The Bicycle NSW advocacy team joined up with Inner West bike advocates for a tour of the Rozelle Interchange project site. Guided by members of the John Holland project team, we explored the edges of the mammoth construction site and gained some interesting insights into the future active transport connections.
The project to deliver the Rozelle Parklands on the site of the old Rozelle Rail Yard is moving forward fast and is due to be completed in 2024. It all sits above the enormous subterranean spaghetti junction of WestConnex tunnels connecting the M4-M5 Link, the Anzac Bridge, Iron Cove Bridge and the future Western Harbour Tunnel. You can explore the proposals here.
An artist’s impression of the new Rozelle Parklands, looking east towards the Anzac Bridge (Image: TfNSW)
If the project is delivered as promised, 10 hectares of open space will include full-sized sporting fields, 3000 trees, spaces for events, landscaped wetlands, playgrounds and new shared paths. Two new bridges span the City West Link, and a generous underpass below Victoria Road will create direct access to the Anzac Bridge cycleway.
A sneak peek at the Green Link Bridge that will take pedestrians and bike riders over multiple lanes of surface traffic. Unfortunately views toward the city are partially blocked by a vehicle ramp, added as a modification (just visible to the right of the photo) to prevent cars needing to wait at ground level to turn right from The Crescent towards the Anzac Bridge (Image: Bicycle NSW)
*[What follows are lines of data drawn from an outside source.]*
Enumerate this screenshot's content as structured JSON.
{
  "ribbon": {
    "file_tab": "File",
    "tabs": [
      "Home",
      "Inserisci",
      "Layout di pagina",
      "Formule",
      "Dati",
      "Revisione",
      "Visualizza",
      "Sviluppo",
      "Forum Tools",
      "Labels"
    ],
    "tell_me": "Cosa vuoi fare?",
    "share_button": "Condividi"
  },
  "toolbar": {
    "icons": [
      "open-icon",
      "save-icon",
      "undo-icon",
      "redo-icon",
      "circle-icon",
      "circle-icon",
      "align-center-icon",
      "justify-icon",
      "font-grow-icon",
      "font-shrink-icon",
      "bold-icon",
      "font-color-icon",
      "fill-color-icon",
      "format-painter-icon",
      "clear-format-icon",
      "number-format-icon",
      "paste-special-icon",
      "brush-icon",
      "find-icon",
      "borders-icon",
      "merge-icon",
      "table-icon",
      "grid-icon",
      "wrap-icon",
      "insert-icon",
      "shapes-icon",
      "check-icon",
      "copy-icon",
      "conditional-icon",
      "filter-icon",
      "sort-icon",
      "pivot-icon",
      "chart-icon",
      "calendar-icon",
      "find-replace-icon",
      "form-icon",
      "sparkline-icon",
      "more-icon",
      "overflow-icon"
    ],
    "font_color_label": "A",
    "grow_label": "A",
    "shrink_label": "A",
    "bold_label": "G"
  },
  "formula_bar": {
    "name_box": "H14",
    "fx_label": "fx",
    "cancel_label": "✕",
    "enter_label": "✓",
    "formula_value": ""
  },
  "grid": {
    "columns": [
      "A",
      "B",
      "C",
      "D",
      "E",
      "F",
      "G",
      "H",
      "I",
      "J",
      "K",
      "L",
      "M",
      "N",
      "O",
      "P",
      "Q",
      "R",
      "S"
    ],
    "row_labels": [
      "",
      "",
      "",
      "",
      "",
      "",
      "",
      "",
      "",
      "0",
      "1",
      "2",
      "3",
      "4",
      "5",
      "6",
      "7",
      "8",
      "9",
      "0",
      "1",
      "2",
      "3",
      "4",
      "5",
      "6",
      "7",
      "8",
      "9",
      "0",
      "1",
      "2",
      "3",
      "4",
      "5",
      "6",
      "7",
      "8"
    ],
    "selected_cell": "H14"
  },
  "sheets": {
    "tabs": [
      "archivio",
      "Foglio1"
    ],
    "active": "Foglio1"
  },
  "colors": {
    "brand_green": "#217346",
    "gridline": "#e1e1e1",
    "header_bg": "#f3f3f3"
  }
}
An image showing the final landscaped Green Link and the three 40m-high concrete exhaust stacks that will be wrapped with a twisting sculpture of steel, zinc and vegetation (Image: Studio Chris Fox)
The Parklands provide some compensation for a highly unpopular project rooted in twentieth-century car-first thinking, conceived to prioritise the through-travel of trucks and motor vehicles over people, ecology, community, air quality and public health.
However, we are still concerned that the reconfiguration of this huge swathe of the inner city will not deliver a truly integrated active transport network in the area. The new facilities at the Parklands must connect with the places where people live, work and play. Future-proof connections west to the Hawthorne Canal, north to Iron Cove Bridge, east to a reinstated Glebe Island Bridge and south to Glebe and Annandale are not included in the conditions of consent. Shared paths that hug the edge of wide, fast roads with awkward multistage crossings are not adequate.
Bicycle NSW and the Inner West Bicycle Coalition strongly reiterated that it is essential to claim some road space on Victoria Road for wider footpaths, a separated cycle lane and new landscaping and essential tree canopy. As set out in our June issues paper, this needs to happen as the new toll-free section of tunnel opens to ensure that the new capacity is not quickly filled up by more car trips. Temporary, 'pop-up' materials could be used in the short term while the design and funding of permanent changes can be resolved. This project is being discussed at high level at TfNSW and Inner West Council and we will keep chasing action and progress.
TfNSW is planning a similar project for the Princes Highway at Sydney Park Junction. The website has some useful imagery to help visualise how a traffic sewer can be transformed:
Before and after images for the King Street at the junction of May Street in St Peters, showing how road space can be reallocated to improve facilities for walking and cycling and vastly upgrade amenity for all residents and road users. (Images: TfNSW)
The group crossed two major intersections that highlighted the poor conditions for pedestrians and cyclists trying to access the new infrastructure. At the junctions of James Craig Road/City West Link and Victoria Road/City West Link we were forced to navigate wide slip lanes, tiny refuge islands and long waits at signals in a shadeless environment dominated by concrete and noise.
The hostile junction where Victoria Road meets City West Link (Image: Bicycle NSW)
The current infrastructure at these junctions is presumably temporary and will change as the final alignments are constructed. We asked the project team to clarify exactly how the future intersections will function for those walking and wheeling. We will continue to advocate for a better balance of movement and place that considers the safety, amenity and comfort of all road users.
The group at the Rozelle Interchange Community Information Centre – Sarah Bickford and Francis O’Neill of Bicycle NSW, John McNeil, Neil Tonkin and Bob Moore of Inner West Bicycle Coalition, Janes Challoner and Netta Kovach of TfNSW, and Elke, Carla and Gemma of John Holland (Image: Bicycle NSW)
If you live, work or bike in the area, please help us advocate for the best possible outcomes for active transport at Rozelle. Support our advocacy campaigns by joining the Bicycle NSW family today!